Most probably you're operating in a broader context in which you'll need to get buy-in from many stakeholders throughout your organisation. Start visualising the objectives.
DON'T create a presentation with a 5-year plan, KPI's and a theoretical ROI.
DO set up essential wireframes, a product design and a clickable prototype. Iterate. Validate.
It's a base assumption that the product will heavily evolve over time. Conceptualise a flexible application architecture, validate decisions with prospects and prioritise your feature delivery roadmap based on the value it will bring for your users.
Early on in the product conceptualisation stage you're taking on a number of assumptions. The initial product version's sole mission is to get a first release in the hands of your end-user and get the proper validation of those assumptions. There are 2 important notions here:
- The MVP should be considered as an actual production release: use the proper terminology to explain the lifecycle of your product.
- The MVP is designed to validate assumptions: set up communication channels and in-depth product analytics to gain the proper insights.

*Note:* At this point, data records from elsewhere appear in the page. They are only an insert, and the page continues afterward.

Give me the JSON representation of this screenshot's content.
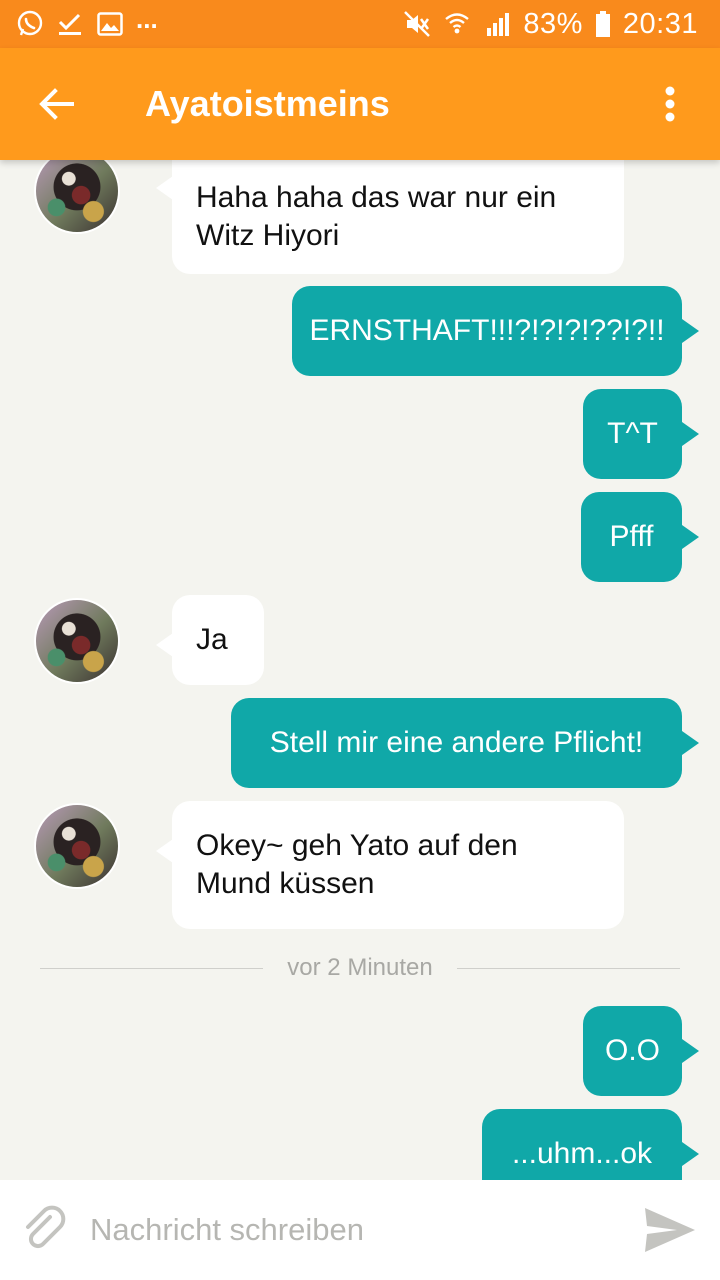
{
  "status_bar": {
    "battery_percent": "83%",
    "time": "20:31",
    "overflow": "..."
  },
  "header": {
    "title": "Ayatoistmeins"
  },
  "messages": [
    {
      "direction": "in",
      "lines": [
        "Haha haha das war nur ein",
        "Witz Hiyori"
      ]
    },
    {
      "direction": "out",
      "text": "ERNSTHAFT!!!?!?!?!??!?!!"
    },
    {
      "direction": "out",
      "text": "T^T"
    },
    {
      "direction": "out",
      "text": "Pfff"
    },
    {
      "direction": "in",
      "text": "Ja"
    },
    {
      "direction": "out",
      "text": "Stell mir eine andere Pflicht!"
    },
    {
      "direction": "in",
      "lines": [
        "Okey~ geh Yato auf den",
        "Mund küssen"
      ]
    },
    {
      "direction": "out",
      "text": "O.O"
    },
    {
      "direction": "out",
      "text": "...uhm...ok"
    }
  ],
  "time_divider": "vor 2 Minuten",
  "composer": {
    "placeholder": "Nachricht schreiben"
  },
  "colors": {
    "status_bar": "#f98a1c",
    "app_bar": "#ff9a1c",
    "outgoing_bubble": "#10a8a8",
    "incoming_bubble": "#ffffff",
    "background": "#f4f4ef"
  }
}
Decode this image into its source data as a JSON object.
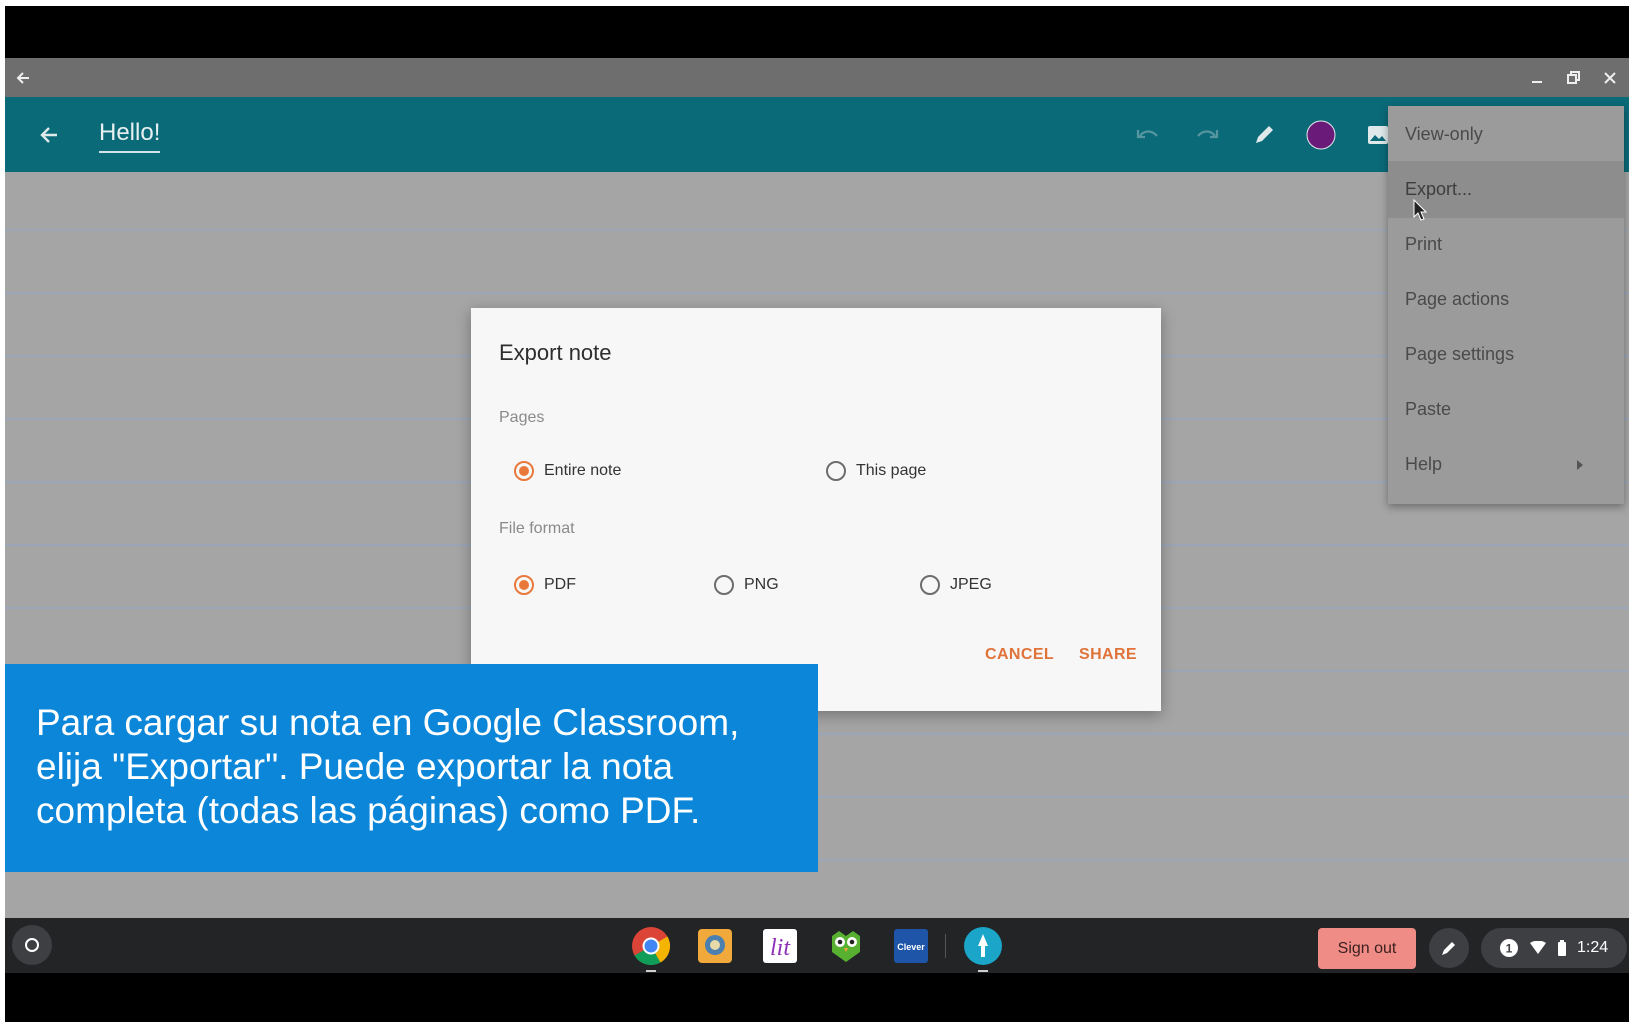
{
  "window": {
    "back_icon": "arrow-left-icon",
    "minimize_icon": "minimize-icon",
    "restore_icon": "restore-icon",
    "close_icon": "close-icon"
  },
  "toolbar": {
    "title": "Hello!",
    "back_icon": "arrow-left-icon",
    "icons": [
      "undo-icon",
      "redo-icon",
      "pen-icon",
      "color-swatch-icon",
      "image-icon"
    ],
    "pen_color": "#6a1b7a",
    "accent": "#0b6a78"
  },
  "menu": {
    "items": [
      {
        "label": "View-only"
      },
      {
        "label": "Export..."
      },
      {
        "label": "Print"
      },
      {
        "label": "Page actions"
      },
      {
        "label": "Page settings"
      },
      {
        "label": "Paste"
      },
      {
        "label": "Help"
      }
    ]
  },
  "dialog": {
    "title": "Export note",
    "pages_label": "Pages",
    "pages_options": [
      {
        "label": "Entire note",
        "selected": true
      },
      {
        "label": "This page",
        "selected": false
      }
    ],
    "format_label": "File format",
    "format_options": [
      {
        "label": "PDF",
        "selected": true
      },
      {
        "label": "PNG",
        "selected": false
      },
      {
        "label": "JPEG",
        "selected": false
      }
    ],
    "cancel": "CANCEL",
    "share": "SHARE",
    "accent": "#e8793a"
  },
  "caption": {
    "lines": [
      "Para cargar su nota en Google Classroom,",
      "elija \"Exportar\". Puede exportar la nota",
      "completa (todas las páginas) como PDF."
    ],
    "background": "#0b86d8"
  },
  "shelf": {
    "apps": [
      "chrome-icon",
      "app-2-icon",
      "lit-app-icon",
      "owl-app-icon",
      "clever-app-icon",
      "squid-app-icon"
    ],
    "clever_label": "Clever",
    "lit_label": "lit",
    "sign_out": "Sign out",
    "notification_count": "1",
    "time": "1:24"
  }
}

Some consider an MVP to be a 'hacking effort': quick and dirty software delivery with the assumption of a full rebuild later on when you want to define the next steps. This is not our point of view. We see the MVP as a flexible foundation for further feature development:
- Flexible: right off the bat, give plenty of attention to the architectural foundation of your product. Build smart (API) abstraction layers to create feature optionality down the line.
- Feature development: once the MVP's core assumptions are validated by end users, engage with your audience to jointly define the next iterations of your product.
We prefer not to generalise the process towards product-market fit too much since this can vary tremendously on a case-by-case basis; you'll know it when it's there. Generally speaking this is the point throughout the process when you know with a fair level of certainty that specific actions will lead to (business) results. As you grow into those operations at scale, your product might be spun off into its own entity, and you'll start to organise operations alongside new dimensions (non-exhaustive):
- Growth marketing / sales: identifying, targeting and converting prospect users
- Business development: strategic alliances with other industry partners
- Customer success: a frictionless onboarding and customer experience
- Automated administrative procedures for billing & payments processes
- Legal: refining the contractual flows and (ISO) certifications
- Funding: the proper financing mix to fuel the aspired growth
How this translates to our operating values
We choose to take on a holistic product mindset with partners and clients that we trust and that we enjoy working with. We're in it for the long haul. The highs are high and the lows can be low, but we never loose our sights on the end objective: to create mature digital products loved by end users, driving organisations and society forward.
Over the years, we've gathered a remarkable team of 40+ software engineers to work on high-impact product initiatives. We don't measure our success by financial criterions. Our only indication of progress is the impact and growth of our portfolio.
We'd love to conclude with our company's operating values:
- We're entrepreneurial at heart…
- We think in the interest of our industry partners…
- We make decisions in the interest of end users…
- We strive for efficiency…
- We take pride in delivery…
- We have a growth mindset…
- We're hungry for scale
The proof of the pudding
Please find some in-depth examples from our portfolio:
- Psychotherapy industry: QIT online product page
- Education technology: CleverKids product page
- HR technology: myCareerCompanion product page
- Many others coming up
In our next blog post we'll dive into our day-to-day operating model. We showcase how we refined a model that centers around product value delivery, honours great engineering and demonstrates an operating model that reflects the day-to-day realities of software delivery.
Don't hesitate to reach out to firstname.lastname@example.org in case of questions.